MM: I love whenever we talk around an album’s release, but your excitement level is always at the highest level. You seem to love it more and more each and every day, and I think it’s admirable as hell.
Blitz: Well if I didn’t enjoy it anymore, I wouldn’t do it (laughs). It’s as simple as that. This band gives me eternal satisfaction, and I think that’s why people like you pick up on it so easily. This is my life. This is all I’ve ever known, and I wouldn’t want it any other way. You can see our passion for our music every time we hit the stage, and you can hear it in all of our records. We leave it all out there, no matter what. We always have, and as long as I’m breathing, we always will.
MM: Throughout your career, you’ve seen the scene change, but as you said, Overkill has and always will be Overkill. Last year we had incredible releases from thrash icons like Metallica, Testament, Death Angel and Megadeth. This year the new Kreator is already creating buzz, along with your record. Does hearing these new releases from your peers light a fire inside of you to create something extra special.
Blitz: I’d be lying if I’d say no. It does. Honestly, that new Kreator is the album of the year so far for me. Of course now that I’ve said that, I have to text Mille now to vote for us (laughs). But yea, I think it’s awesome. The scene is as healthy as ever, so to be a part of it with our peers makes it more special.
Does it make me want to do better? Hell yes it does. As with anything in life, I go in it to win. Plain and simple. I never want to lose. It’s my motivation. I love these bands we grew up with all of my heart ya know, but once I hit that stage, I want to bury them (laughs). I want people to remember us. I think it’s a healthy competition for sure between the bands, and the fans reap the benefits from it. We continue to push each other, and the fans get the best records and live shows possible. It’s a win, win.
MM: I love that, even after over thirty years in the scene, you still have that motivation and drive in you. It shows in your music, and especially in your live show.
Blitz: To think that this is our eighteenth album is bizarre, but then you think about when we started, and it’s not that strange. We like to put out records frequently, and after decades and decades, they add up. The special thing for me is that we still bring that energy on record and on stage. Once the energy and passion is gone, we are done. As of now, we are flying on all cylinders, so fans better get ready for it.
MM: So we can expect eighteen more records in the future? (laughs)
Blitz: Don’t push it kid (laughs). We may be flying on all cylinders, but we’re not oblivious to our age (laughs). We are almost senior citizens here (laughs). It’s all good though. Who knows. Like I said, as long as the energy and passion is still there on record, and on stage, Overkill will be around.

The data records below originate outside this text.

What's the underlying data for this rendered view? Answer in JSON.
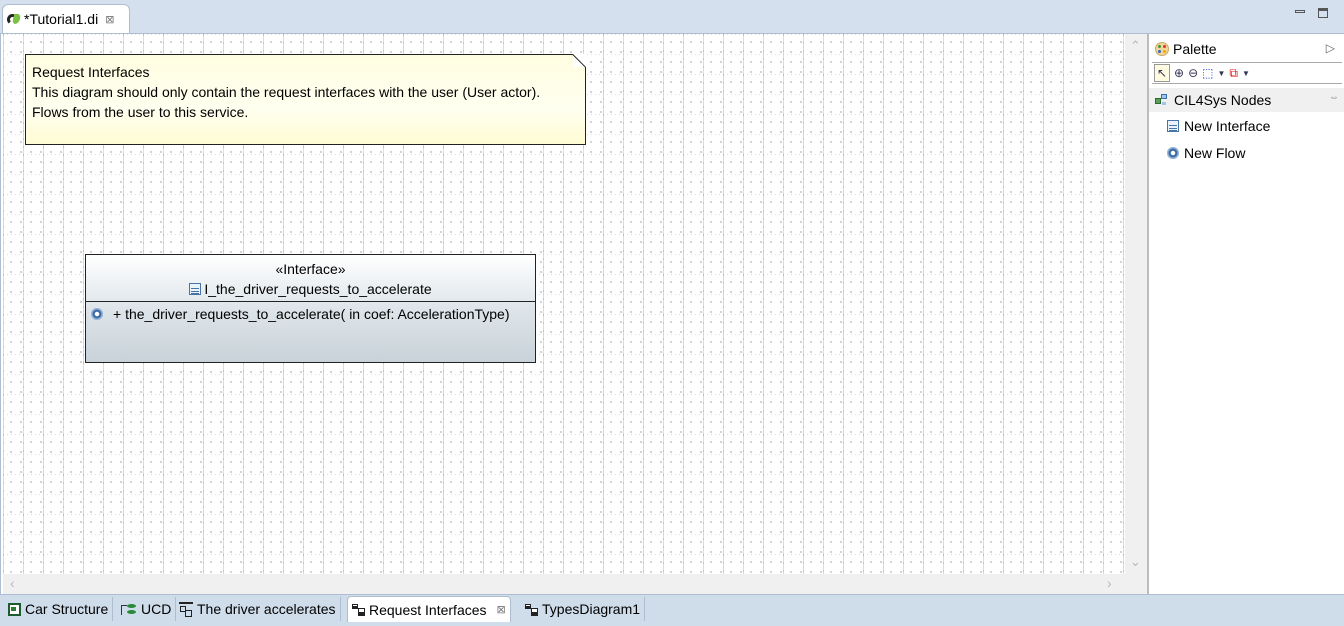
{
  "editor": {
    "tab_label": "*Tutorial1.di",
    "close_glyph": "⊠"
  },
  "window_controls": {
    "minimize": "minimize",
    "maximize": "maximize"
  },
  "diagram": {
    "note": {
      "lines": [
        "Request Interfaces",
        "This diagram should only contain the request interfaces with the user (User actor).",
        "Flows from the user to this service."
      ]
    },
    "interface": {
      "stereotype": "«Interface»",
      "name": "I_the_driver_requests_to_accelerate",
      "operations": [
        "+ the_driver_requests_to_accelerate(  in coef: AccelerationType)"
      ]
    }
  },
  "scrollbars": {
    "up": "⌃",
    "down": "⌄",
    "left": "‹",
    "right": "›"
  },
  "palette": {
    "title": "Palette",
    "collapse_glyph": "▷",
    "tools": [
      "select",
      "zoom-in",
      "zoom-out",
      "marquee",
      "connection-creation"
    ],
    "drawer": {
      "title": "CIL4Sys Nodes",
      "pin_glyph": "⇔",
      "entries": [
        {
          "label": "New Interface",
          "icon": "interface-icon"
        },
        {
          "label": "New Flow",
          "icon": "gear-icon"
        }
      ]
    }
  },
  "bottom_tabs": [
    {
      "label": "Car Structure",
      "icon": "composite-structure-icon",
      "active": false
    },
    {
      "label": "UCD",
      "icon": "use-case-icon",
      "active": false
    },
    {
      "label": "The driver accelerates",
      "icon": "activity-icon",
      "active": false
    },
    {
      "label": "Request Interfaces",
      "icon": "class-diagram-icon",
      "active": true
    },
    {
      "label": "TypesDiagram1",
      "icon": "class-diagram-icon",
      "active": false
    }
  ]
}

MM: Speaking of that stage, you guys are hitting the road with Nile very soon, and I’m sure touring is the main focus for 2017. What other aspirations do you have for this upcoming year?
Blitz: I really want to hit places that we haven’t been yet. It’s crazy to think that there are places we still haven’t travelled to in our career, but there are. We want to try and get to India, South Africa, Iceland, places like that. I love to travel, and experience new things, so there are bucket list spots that I want to hit this year. It’s easier said then done, but that’s one of my main goals.

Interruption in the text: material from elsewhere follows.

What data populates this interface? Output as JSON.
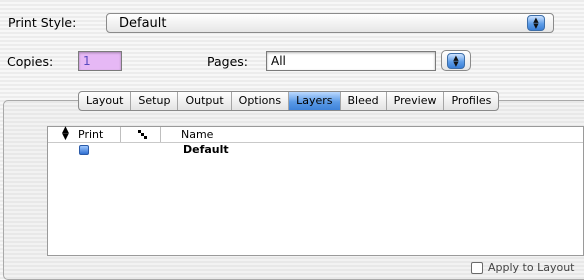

As for the band, it’s business as usual. I know that sounds kind of secretive, but that’s what we’ve always done. We will be touring. We will be bringing this new material to anyone and everyone possible, and we will be bringing our high energy every night on stage. That’s just what we do, and I can’t wait to get this touring cycle started. Get ready fuckers!